We invest in companies founded by immigrants. Are we Anti-American? It’s the opposite: Unshackled Ventures supports foreign-born entrepreneurs at the earliest stages because they are likely to set up successful, high-growth companies in the U.S.
We know this from experience. As venture investors, we spent years examining startups for indicators of future success. We soon recognized a familiar pattern – immigrant founders consistently proved to be savvy, determined and energetic.
Unshackled began to call this combination of tested grit, resiliency and determination, “adversity muscle.” For many entrepreneurs, it is this that sets their companies apart.
Immigrant founders have traveled far to be in America – not just in miles, but in life experiences. From small, impoverished villages or war-torn countries, many immigrants beat the odds to make it to our shores.
The distance they’ve traveled is correlated to the adversity they’ve faced and the muscle they’ve built. In leaving their homeland, immigrants arrive in a new country as nobodies: no financial stability, no personal networks, and often, no support structure. Their only choice is to begin working hard and hope for success or they’ll find themselves on a return flight home.
It’s a high stakes game: Go big or go home.
That’s why we’ve found the best founders are those who have overcome challenges and bounced back – immigrants or not. But having endured a variety of challenges coming to America, foreign founders don’t expect a smooth road to success. They will withstand hearing, “No.” to eventually arrive at the all-important “Yes.”
At Unshackled, we see adversity muscle at work in the companies we back every day.
Of course, few business leaders walk a straight path. Everyone zigs and zags on the path to success. But the fact is, most immigrants have encountered tougher zags. One of our portfolio founders grew up in village without reliable access to water. Instead of giving in, he became an expert in technology and business. By age 28, he received his master’s degree from USC, published seven books on artificial intelligence (AI) and is now leveraging AI to help American water facilities prevent infrastructure failures and save billions – in both water and profit, annually. His life experiences shaping his grit and determination.
I’m a first generation American. After working with my co-founder, Nitin Pachisia, and other immigrant entrepreneurs, I’ve gained tremendous empathy for adversity muscles– including those of my parents. I never fully appreciated the struggles they must have endured as they settled our family in the U.S.

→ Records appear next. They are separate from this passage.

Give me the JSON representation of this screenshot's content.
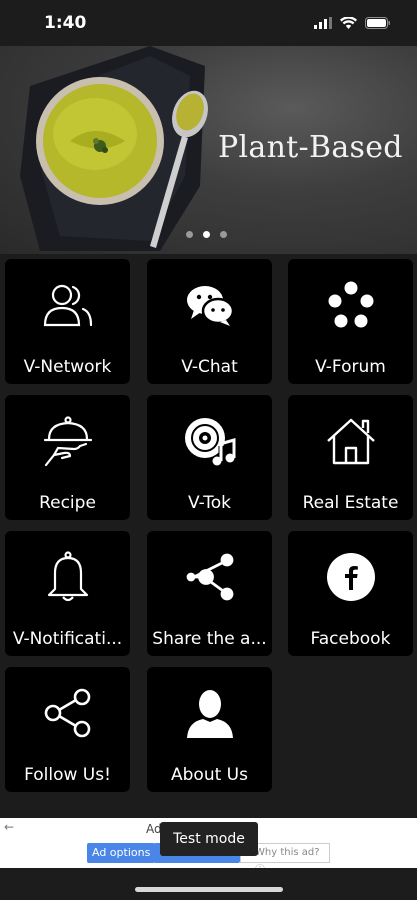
{
  "status": {
    "time": "1:40"
  },
  "banner": {
    "title": "Plant-Based",
    "slide_count": 3,
    "active_slide": 2
  },
  "tiles": [
    {
      "label": "V-Network",
      "icon": "people-icon"
    },
    {
      "label": "V-Chat",
      "icon": "chat-bubbles-icon"
    },
    {
      "label": "V-Forum",
      "icon": "dots-cluster-icon"
    },
    {
      "label": "Recipe",
      "icon": "serving-cloche-icon"
    },
    {
      "label": "V-Tok",
      "icon": "music-disc-icon"
    },
    {
      "label": "Real Estate",
      "icon": "house-icon"
    },
    {
      "label": "V-Notificati...",
      "icon": "bell-icon"
    },
    {
      "label": "Share the a...",
      "icon": "share-icon"
    },
    {
      "label": "Facebook",
      "icon": "facebook-icon"
    },
    {
      "label": "Follow Us!",
      "icon": "share-outline-icon"
    },
    {
      "label": "About Us",
      "icon": "person-icon"
    }
  ],
  "ad": {
    "text": "Ad",
    "options_label": "Ad options",
    "why_label": "Why this ad? ⓘ",
    "test_mode": "Test mode"
  }
}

Today, Unshackled’s portfolio has founders hailing from each of the six inhabited continents. They come from 16 countries and speak 30 unique languages. They all immigrated to pursue their American dream.
The shared characteristic of these entrepreneurs – and all successful people– is someone believed in them early on. Unshackled plays the role of believer in their entrepreneurial lives. We know the power and energy of our founding teams is unmistakable.

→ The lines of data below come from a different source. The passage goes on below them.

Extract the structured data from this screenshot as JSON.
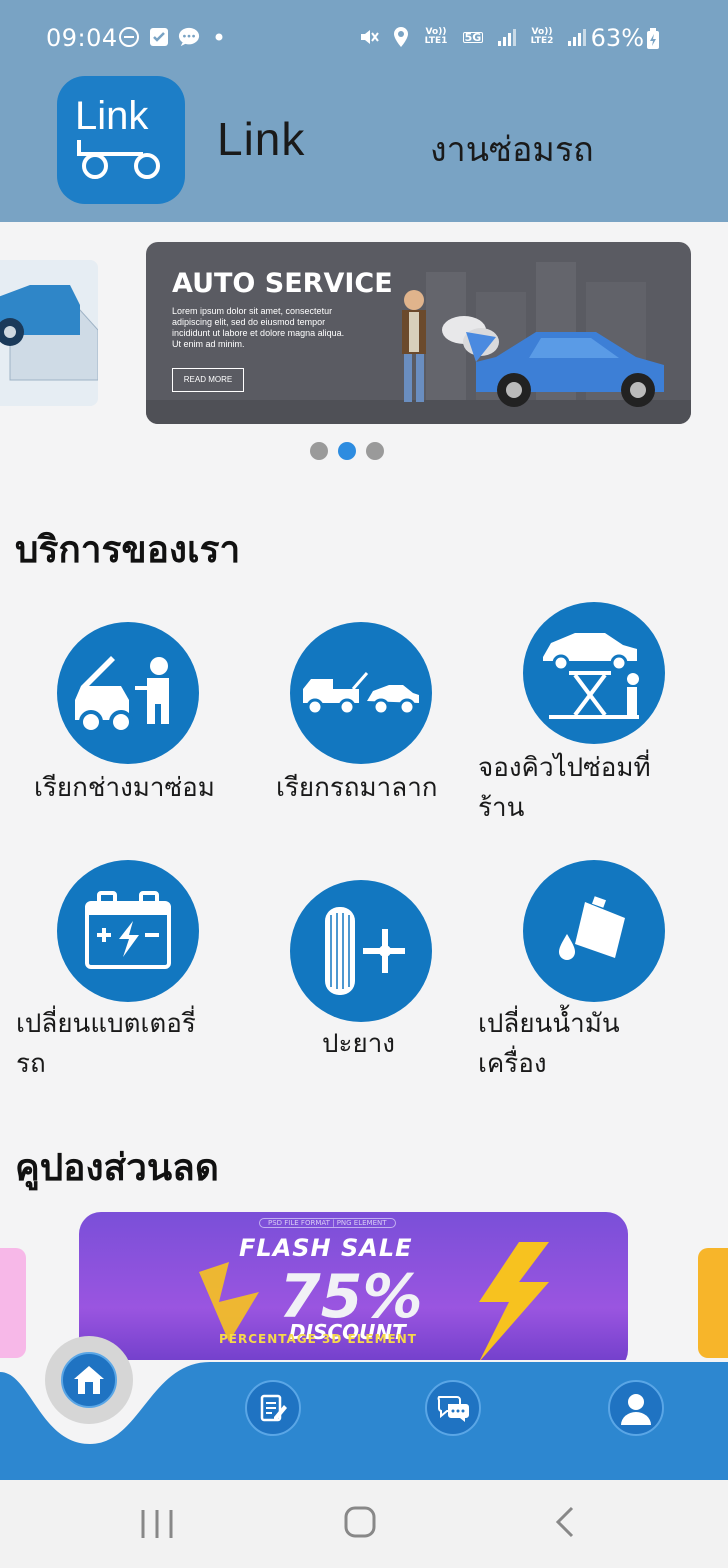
{
  "status_bar": {
    "time": "09:04",
    "battery": "63%",
    "lte1": "Vo)) LTE1",
    "net": "5G",
    "lte2": "Vo)) LTE2"
  },
  "header": {
    "logo_text": "Link",
    "app_name": "Link",
    "subtitle": "งานซ่อมรถ"
  },
  "banner": {
    "title": "AUTO SERVICE",
    "text": "Lorem ipsum dolor sit amet, consectetur adipiscing elit, sed do eiusmod tempor incididunt ut labore et dolore magna aliqua. Ut enim ad minim.",
    "button": "READ MORE",
    "active_dot": 1
  },
  "services": {
    "title": "บริการของเรา",
    "items": [
      {
        "label": "เรียกช่างมาซ่อม",
        "icon": "mechanic-icon"
      },
      {
        "label": "เรียกรถมาลาก",
        "icon": "tow-truck-icon"
      },
      {
        "label_1": "จองคิวไปซ่อมที่",
        "label_2": "ร้าน",
        "icon": "car-lift-icon"
      },
      {
        "label_1": "เปลี่ยนแบตเตอรี่",
        "label_2": "รถ",
        "icon": "battery-icon"
      },
      {
        "label": "ปะยาง",
        "icon": "tire-icon"
      },
      {
        "label_1": "เปลี่ยนน้ำมัน",
        "label_2": "เครื่อง",
        "icon": "oil-can-icon"
      }
    ]
  },
  "coupons": {
    "title": "คูปองส่วนลด",
    "coupon": {
      "flash": "FLASH SALE",
      "percent": "75%",
      "discount": "DISCOUNT",
      "sub": "PERCENTAGE 3D ELEMENT",
      "tag": "PSD FILE FORMAT | PNG ELEMENT"
    }
  },
  "nav": [
    "home-icon",
    "edit-icon",
    "chat-icon",
    "profile-icon"
  ],
  "colors": {
    "header_bg": "#79a3c4",
    "primary": "#1277c0",
    "nav_bg": "#2d87d0"
  }
}
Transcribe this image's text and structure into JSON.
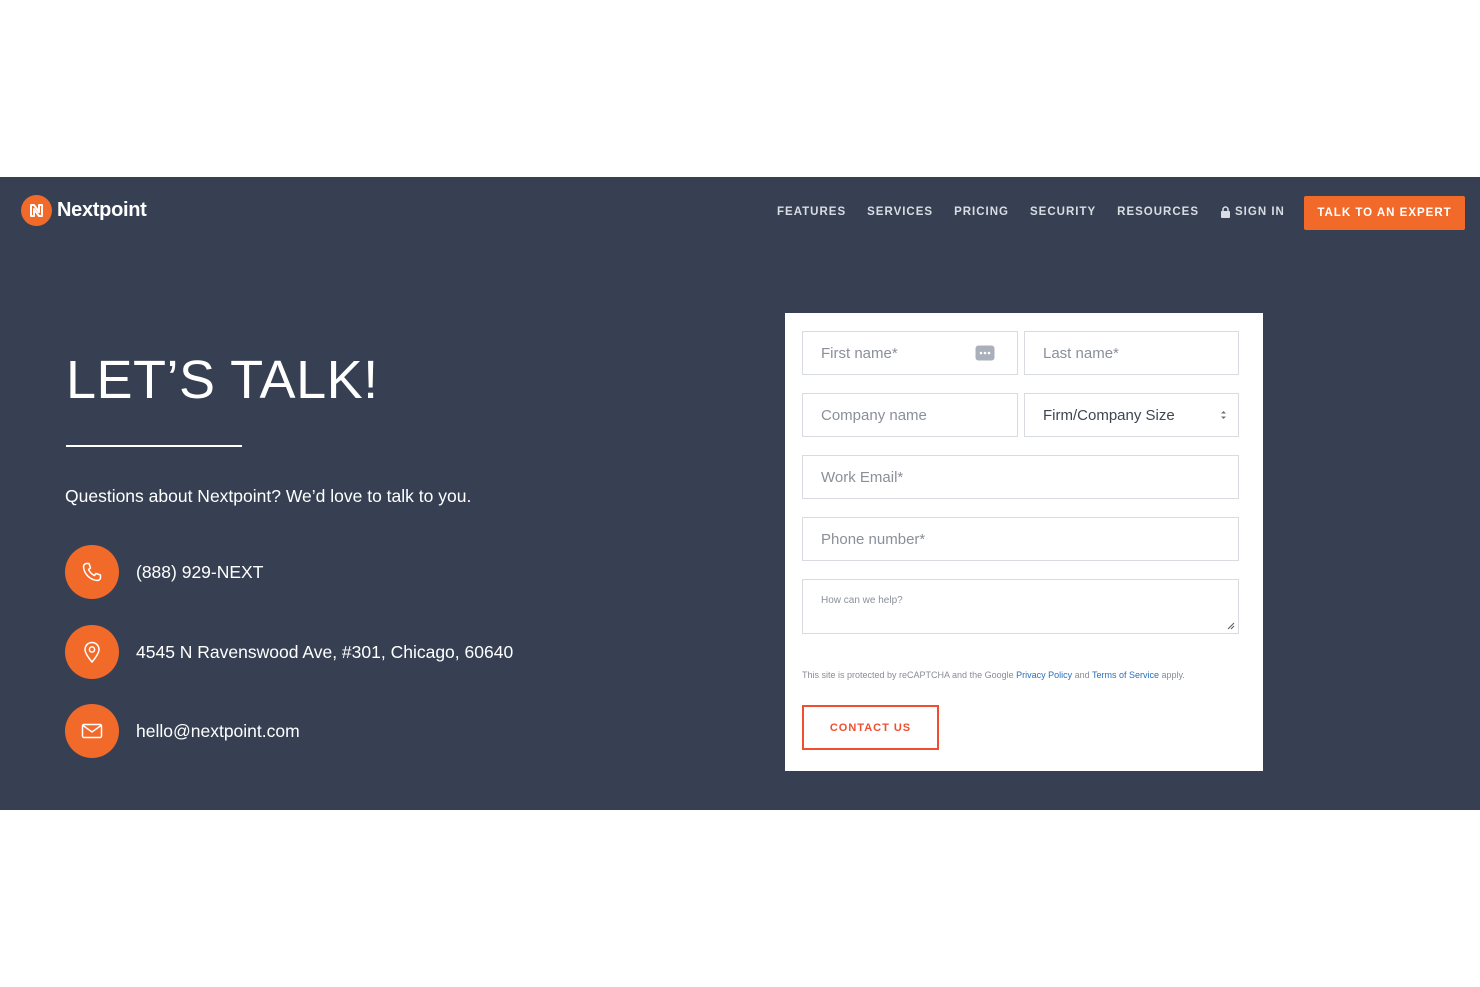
{
  "brand": {
    "name": "Nextpoint",
    "accent": "#f26a2a",
    "band_bg": "#364052"
  },
  "nav": {
    "items": [
      {
        "label": "FEATURES"
      },
      {
        "label": "SERVICES"
      },
      {
        "label": "PRICING"
      },
      {
        "label": "SECURITY"
      },
      {
        "label": "RESOURCES"
      }
    ],
    "sign_in": "SIGN IN",
    "cta": "TALK TO AN EXPERT"
  },
  "hero": {
    "title": "LET’S TALK!",
    "subtitle": "Questions about Nextpoint? We’d love to talk to you."
  },
  "contacts": {
    "phone": {
      "icon": "phone-icon",
      "text": "(888) 929-NEXT"
    },
    "address": {
      "icon": "map-pin-icon",
      "text": "4545 N Ravenswood Ave, #301, Chicago, 60640"
    },
    "email": {
      "icon": "mail-icon",
      "text": "hello@nextpoint.com"
    }
  },
  "form": {
    "first_name_placeholder": "First name*",
    "last_name_placeholder": "Last name*",
    "company_placeholder": "Company name",
    "size_selected": "Firm/Company Size",
    "email_placeholder": "Work Email*",
    "phone_placeholder": "Phone number*",
    "message_placeholder": "How can we help?",
    "captcha": {
      "prefix": "This site is protected by reCAPTCHA and the Google ",
      "privacy": "Privacy Policy",
      "and": " and ",
      "terms": "Terms of Service",
      "suffix": " apply."
    },
    "submit_label": "CONTACT US"
  }
}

And we have the numbers to prove it. We’ve seen our immigrant founders thrive in this environment. In three years, Unshackled’s fund performance is in the top decile of those started in 2014 and boasts one of the lowest failure rates. Supporting immigrant early-stage entrepreneurs works.
The U.S. has a tradition of being the land where the best in the world come to build businesses that benefit everyone. More than 40 percent of Fortune 500 companies were founded by immigrants or children of immigrants. But that trend has changed and we’re not reticent to say that the American immigration policy is broken. We have spoken out and called for policy changes needed to encourage the best foreign students and workers to settle and innovate here, not back in their home country – a proven job creation strategy.
The determination and brilliance of immigrant business-people helped make America one of the most competitive countries in the world. At Unshackled, our goal is to create 100,000 domestic jobs. Someday, we will hear an American from our heartlands go on TV thanking an immigrant entrepreneur for putting food on their dinner table. The common denominator? Both employer and employee have the adversity muscle to succeed.